WHAT YOU HAVE TO DO :: The output should hold exactly, and only, the lines from the line bearing "Parse this screenshot: output" through the last line of the listing below, and no pictures.

DATA LISTING ::
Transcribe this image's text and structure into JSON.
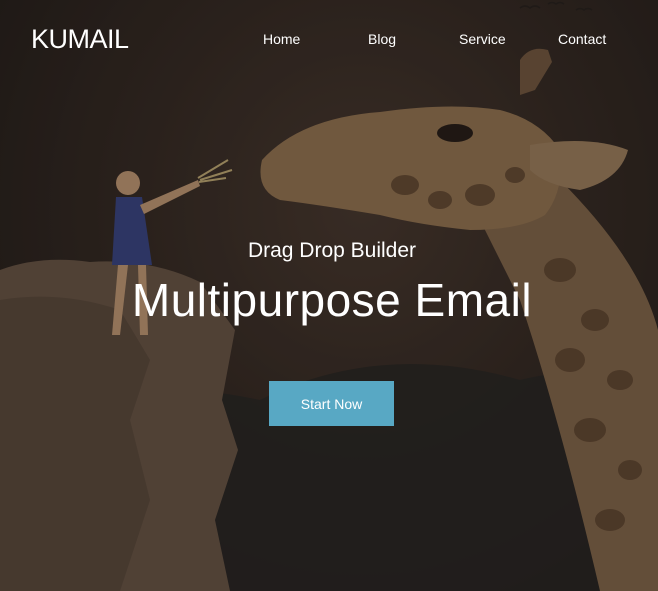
{
  "brand": {
    "name": "KUMAIL"
  },
  "nav": {
    "items": [
      {
        "label": "Home"
      },
      {
        "label": "Blog"
      },
      {
        "label": "Service"
      },
      {
        "label": "Contact"
      }
    ]
  },
  "hero": {
    "subtitle": "Drag Drop Builder",
    "headline": "Multipurpose Email",
    "cta_label": "Start Now",
    "background_image": "child-feeding-giraffe-photo"
  },
  "colors": {
    "cta_background": "#58a8c4",
    "text": "#ffffff",
    "background_dark": "#2a2420"
  }
}
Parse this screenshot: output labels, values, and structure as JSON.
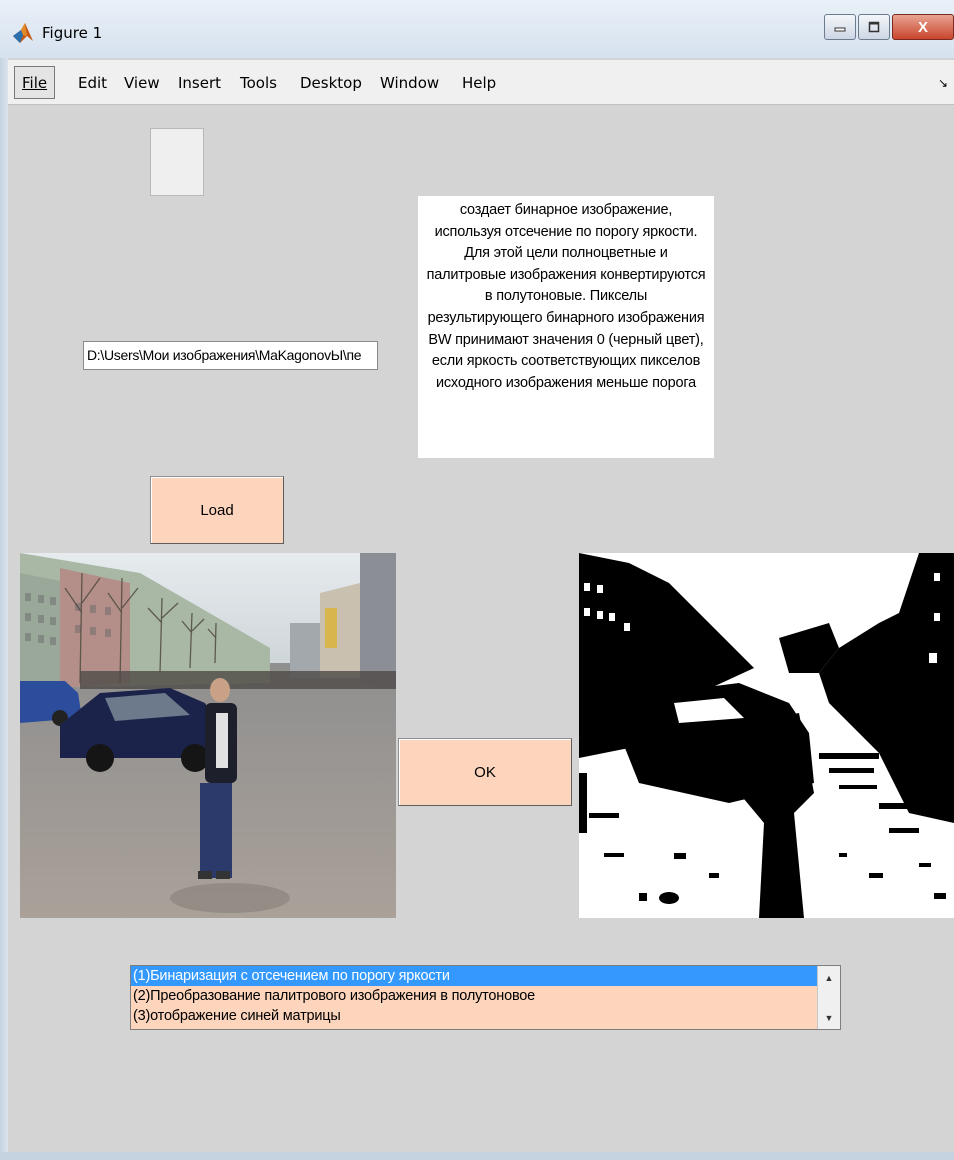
{
  "window": {
    "title": "Figure 1",
    "close_label": "X"
  },
  "menubar": {
    "items": [
      "File",
      "Edit",
      "View",
      "Insert",
      "Tools",
      "Desktop",
      "Window",
      "Help"
    ],
    "dock_glyph": "↘"
  },
  "path_field": {
    "value": "D:\\Users\\Мои изображения\\MaKagonovЫ\\пе"
  },
  "description": {
    "text": "создает бинарное изображение, используя отсечение по порогу яркости. Для этой цели полноцветные и палитровые изображения конвертируются в полутоновые. Пикселы результирующего бинарного изображения BW принимают значения 0 (черный цвет), если яркость соответствующих пикселов исходного изображения меньше порога"
  },
  "buttons": {
    "load": "Load",
    "ok": "OK"
  },
  "listbox": {
    "items": [
      "(1)Бинаризация с отсечением по порогу яркости",
      "(2)Преобразование палитрового изображения в полутоновое",
      "(3)отображение синей матрицы"
    ],
    "selected_index": 0
  },
  "colors": {
    "background": "#d4d4d4",
    "button_fill": "#fcd5bc",
    "list_selection": "#3399ff"
  },
  "icons": {
    "app": "matlab-logo-icon",
    "minimize": "minimize-icon",
    "maximize": "maximize-icon",
    "close": "close-icon"
  }
}
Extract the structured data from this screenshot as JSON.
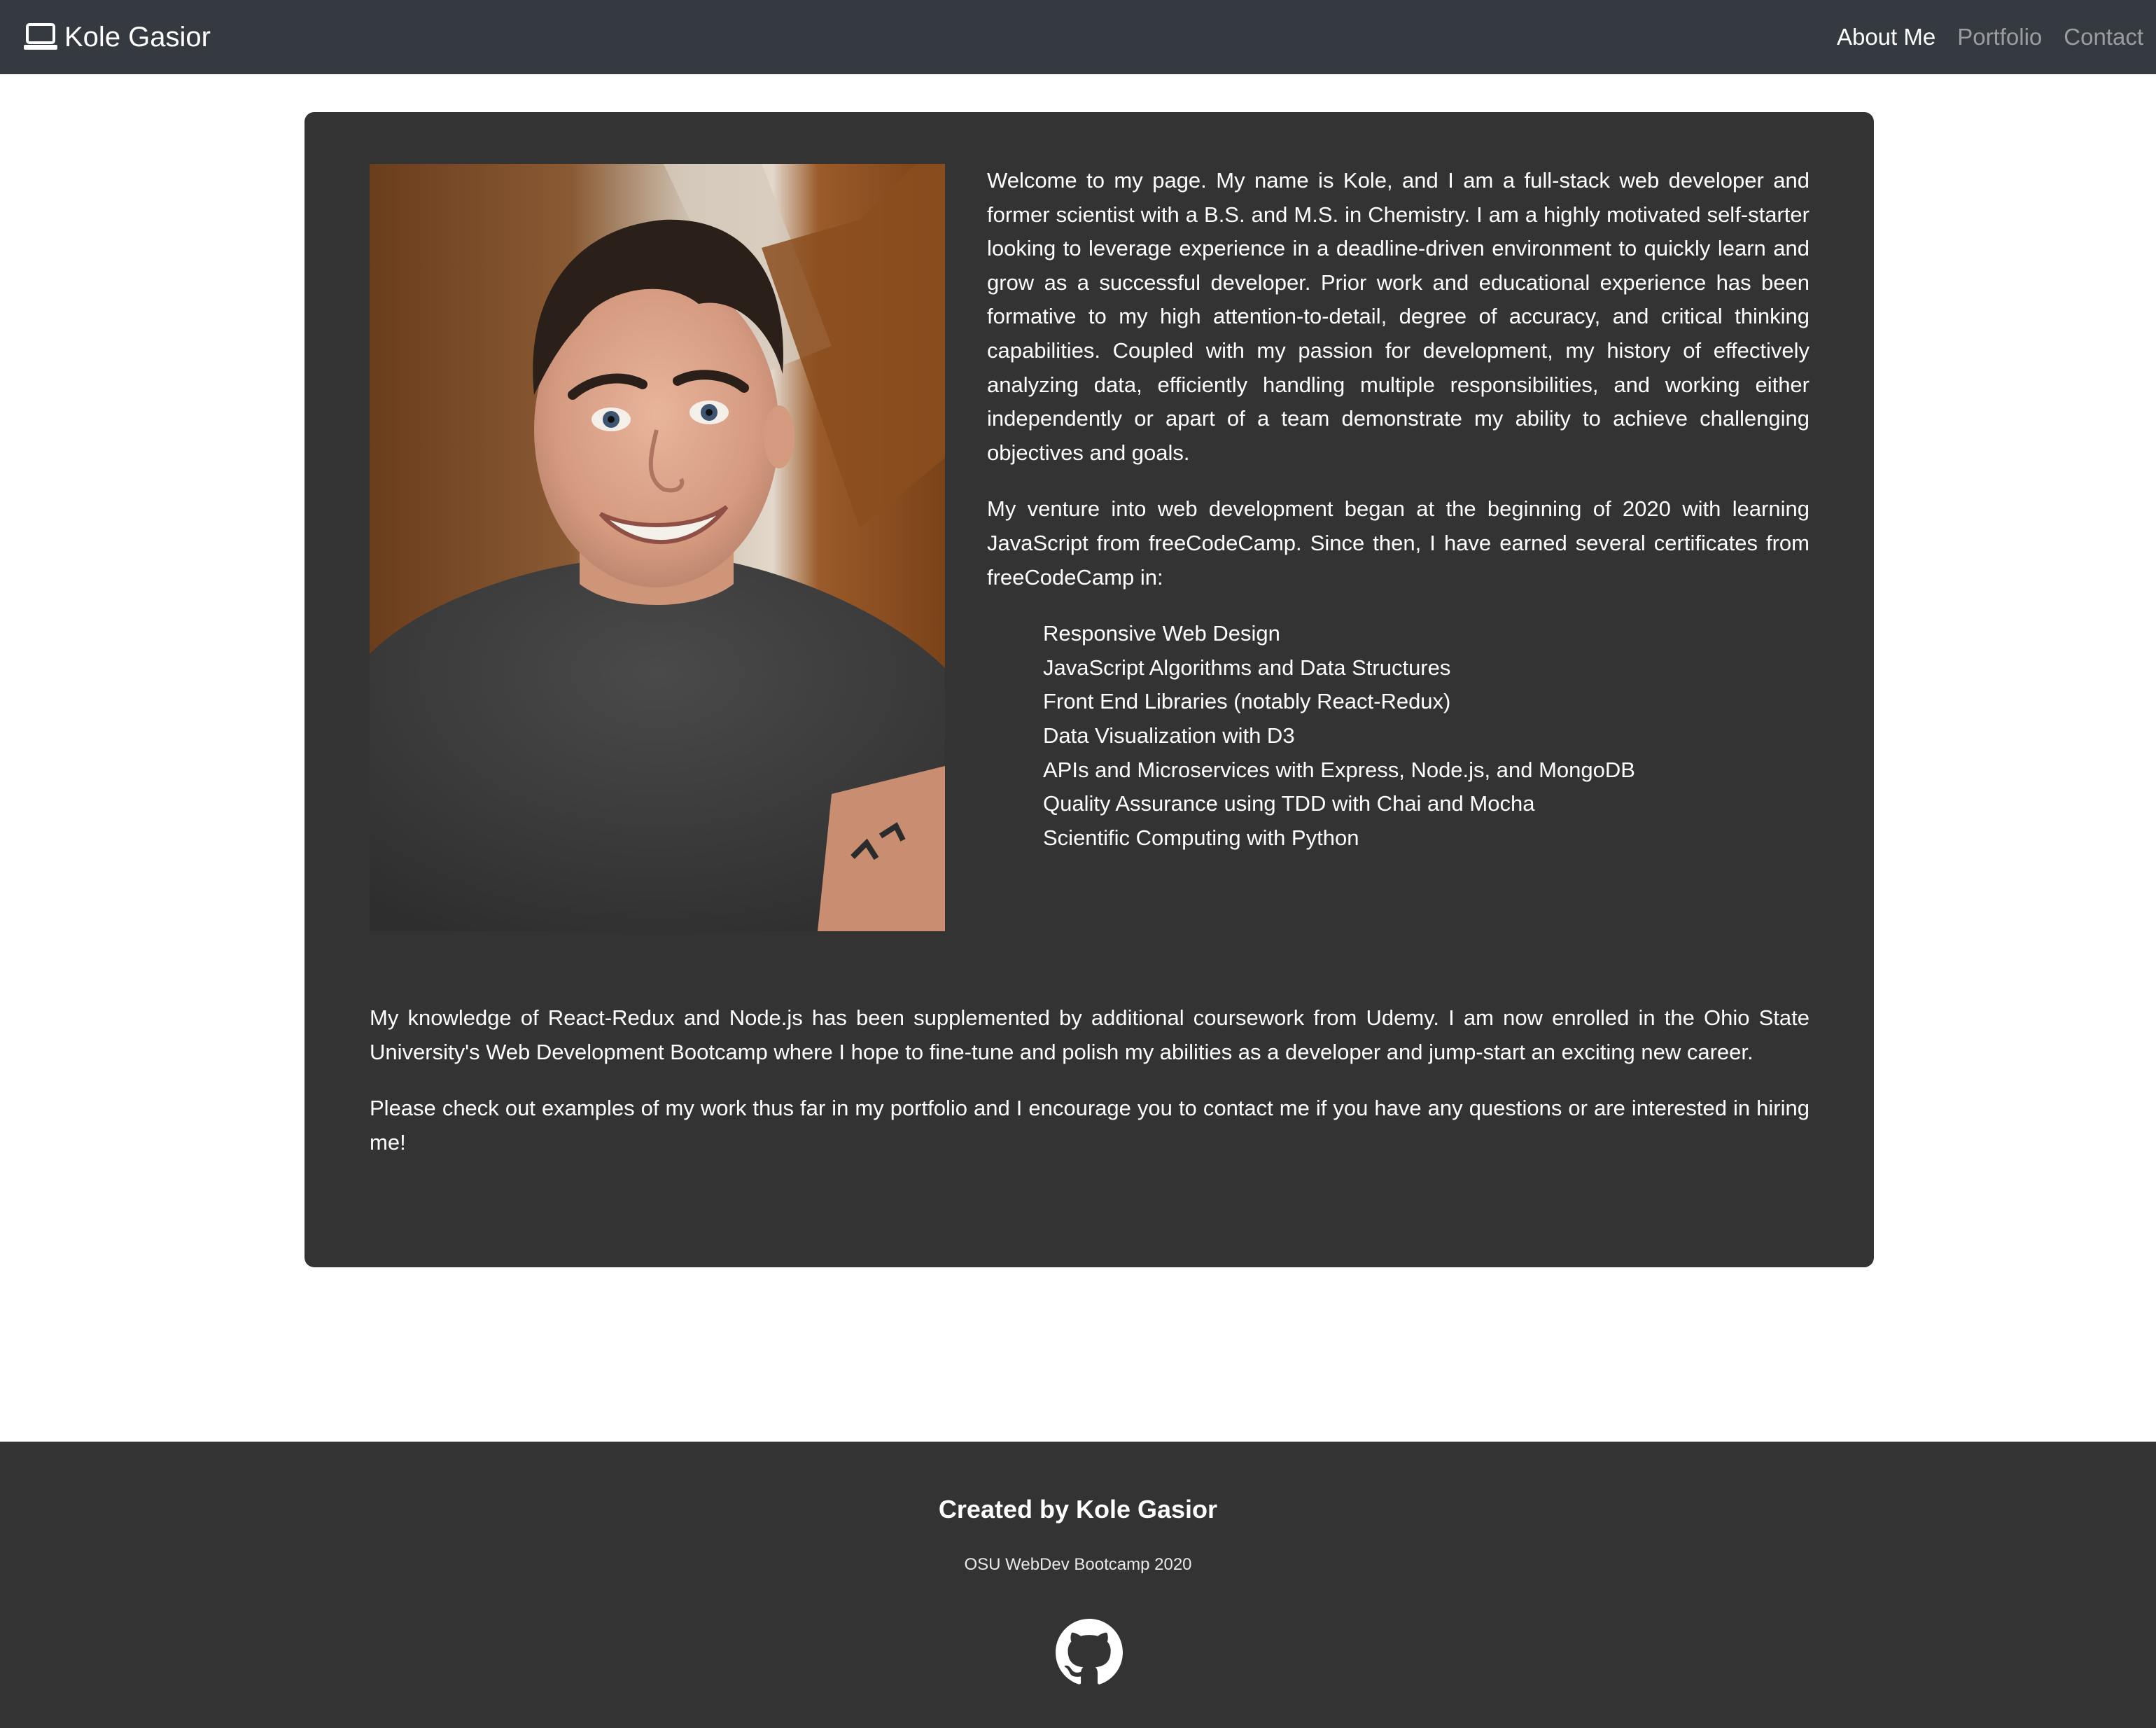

ANSWER AREA ::
Parse this screenshot: output labels, values, and structure as JSON.
{
  "window": {
    "title": "Figure 1",
    "close_label": "X"
  },
  "menubar": {
    "items": [
      "File",
      "Edit",
      "View",
      "Insert",
      "Tools",
      "Desktop",
      "Window",
      "Help"
    ],
    "dock_glyph": "↘"
  },
  "path_field": {
    "value": "D:\\Users\\Мои изображения\\MaKagonovЫ\\пе"
  },
  "description": {
    "text": "создает бинарное изображение, используя отсечение по порогу яркости. Для этой цели полноцветные и палитровые изображения конвертируются в полутоновые. Пикселы результирующего бинарного изображения BW принимают значения 0 (черный цвет), если яркость соответствующих пикселов исходного изображения меньше порога"
  },
  "buttons": {
    "load": "Load",
    "ok": "OK"
  },
  "listbox": {
    "items": [
      "(1)Бинаризация с отсечением по порогу яркости",
      "(2)Преобразование палитрового изображения в полутоновое",
      "(3)отображение синей матрицы"
    ],
    "selected_index": 0
  },
  "colors": {
    "background": "#d4d4d4",
    "button_fill": "#fcd5bc",
    "list_selection": "#3399ff"
  },
  "icons": {
    "app": "matlab-logo-icon",
    "minimize": "minimize-icon",
    "maximize": "maximize-icon",
    "close": "close-icon"
  }
}
Extract the structured data from this screenshot as JSON.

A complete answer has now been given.